We thereby ignore their individual traits, impose a certain interpretation on them and reduce our view of them to a simplified image cf. For instance, when we see a person whose arms are covered in tattoos, not know anything else about them, we might assume they like to listen to punk rock, belong to a gang, do not have a permanent job or drive a motorcycle, because these are attributes that are often associated with tattoos.
Once we have assigned a person or group to a certain category, thoughts, feelings and interactional patterns are activated that are associated with that category rather than the actual individuals we are dealing with.
According to Stangor It occurs naturally and is not limited to people, but also extends to types of houses, television shows, music, etc. It is a process that happens frequently, particularly when we are confronted with something or someone new, and we are largely unaware of it.
Without this tool to make sense of our surroundings, reacting to new objects, situations and people would become an infinitely more complex, overwhelming process. Another reason for categorisation is our need for social identity.
We achieve a feeling of belonging and acceptance by setting our ingroup apart from other groups through categorising ourselves more favourably than them.
Stereotyping is thus an extension of social categorisation. What kind of mental associations we hold depends on which stereotypes are commonly reproduced in the society we lived in, on what we picked up during childhood and on personal experiences with members of social categories.
Concepts closely related to stereotypes are prejudice, discrimination and otherisation. Prejudice In social psychology, prejudice has also been labelled ingroup favouritism, social antagonism, and ethnocentrism Augoustinos and Reynolds, These and other terms emphasize different aspects of prejudice.
While stereotypes can include both negative and positive characteristics, prejudice can be described as beliefs that attribute negative characteristics, and they usually carry a more emotional component. When applied to certain social categories, prejudice can be labelled more specifically, e.
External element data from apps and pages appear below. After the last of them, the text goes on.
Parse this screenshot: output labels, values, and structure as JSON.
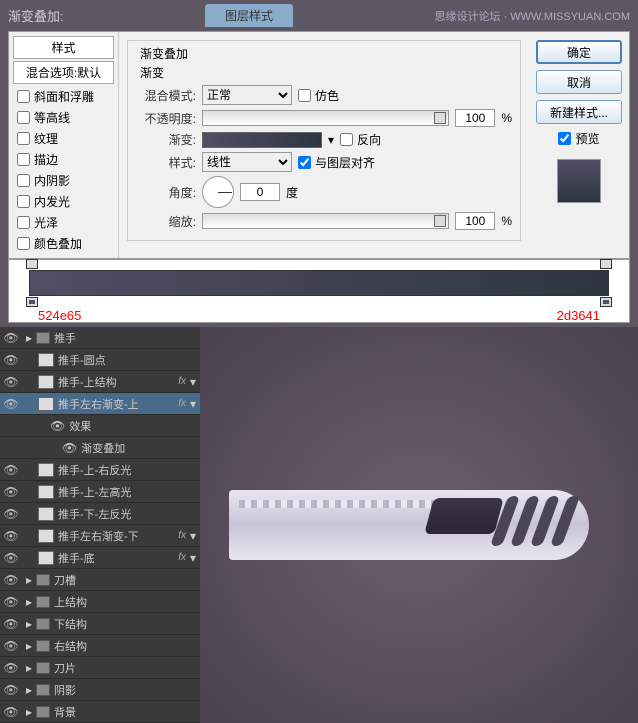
{
  "header": {
    "left": "渐变叠加:",
    "center": "图层样式",
    "right": "思缘设计论坛 · WWW.MISSYUAN.COM"
  },
  "styles": {
    "title": "样式",
    "blend_opts": "混合选项:默认",
    "items": [
      "斜面和浮雕",
      "等高线",
      "纹理",
      "描边",
      "内阴影",
      "内发光",
      "光泽",
      "颜色叠加"
    ]
  },
  "gradient": {
    "group_title": "渐变叠加",
    "sub_title": "渐变",
    "blend_label": "混合模式:",
    "blend_value": "正常",
    "dither": "仿色",
    "opacity_label": "不透明度:",
    "opacity_value": "100",
    "pct": "%",
    "grad_label": "渐变:",
    "reverse": "反向",
    "style_label": "样式:",
    "style_value": "线性",
    "align": "与图层对齐",
    "angle_label": "角度:",
    "angle_value": "0",
    "deg": "度",
    "scale_label": "缩放:",
    "scale_value": "100"
  },
  "buttons": {
    "ok": "确定",
    "cancel": "取消",
    "new": "新建样式...",
    "preview": "预览"
  },
  "stops": {
    "left": "524e65",
    "right": "2d3641"
  },
  "layers": [
    {
      "type": "folder",
      "name": "推手",
      "indent": 0
    },
    {
      "type": "layer",
      "name": "推手-圆点",
      "indent": 1
    },
    {
      "type": "layer",
      "name": "推手-上结构",
      "indent": 1,
      "fx": true
    },
    {
      "type": "layer",
      "name": "推手左右渐变-上",
      "indent": 1,
      "fx": true,
      "sel": true
    },
    {
      "type": "fx",
      "name": "效果",
      "indent": 2
    },
    {
      "type": "fx",
      "name": "渐变叠加",
      "indent": 3
    },
    {
      "type": "layer",
      "name": "推手-上-右反光",
      "indent": 1
    },
    {
      "type": "layer",
      "name": "推手-上-左高光",
      "indent": 1
    },
    {
      "type": "layer",
      "name": "推手-下-左反光",
      "indent": 1
    },
    {
      "type": "layer",
      "name": "推手左右渐变-下",
      "indent": 1,
      "fx": true
    },
    {
      "type": "layer",
      "name": "推手-底",
      "indent": 1,
      "fx": true
    },
    {
      "type": "folder",
      "name": "刀槽",
      "indent": 0
    },
    {
      "type": "folder",
      "name": "上结构",
      "indent": 0
    },
    {
      "type": "folder",
      "name": "下结构",
      "indent": 0
    },
    {
      "type": "folder",
      "name": "右结构",
      "indent": 0
    },
    {
      "type": "folder",
      "name": "刀片",
      "indent": 0
    },
    {
      "type": "folder",
      "name": "阴影",
      "indent": 0
    },
    {
      "type": "folder",
      "name": "背景",
      "indent": 0
    }
  ]
}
The notion that blond women are stupid is an example for sexist prejudice.China contains one-fifth of the world's population and is the world's fastest-growing economy.
A visitor to the country sees the meeting of an ancient culture that dates to roughly B.C. and a. A stereotype is a judgment about an individual based on the real or imagined characteristics of a group.
Joseph H. Suina, a professor of education and a member of the Cochiti Pueblo, recalls the effects stereotyping had on his behavior in the Marines. Home › Culture & Society › The Significance of Family in China. The Significance of Family in China By Sean Upton-McLaughlin on 06/21/ • (14).
Many challenges await the Western businessperson in China, but one factor that may escape immediate notice is the significance of the Chinese family. Mexican Food.
When you order a Shawarma sandwich here in Dubai or back in my home country, Lebanon, (i.e. thousands of miles away from Mexico and USA where stereotyping is a sensitive topic), you may order the regular type of Shawarma or the Mexican type of Shawarma (Ofcource, the Mexican type is always synonymous to the spicy version).
I always think it’s kind of funny when I hear people talking about the “Chinese work ethic.” Usually it’s an American who knows plenty of successful Chinese immigrants in the States and just assumes that China is a nation of the same kind of people.
This essay argues that in China the relation between the state and culture is quite different and it is the government that uses culture to promote the needs of the state and national identity.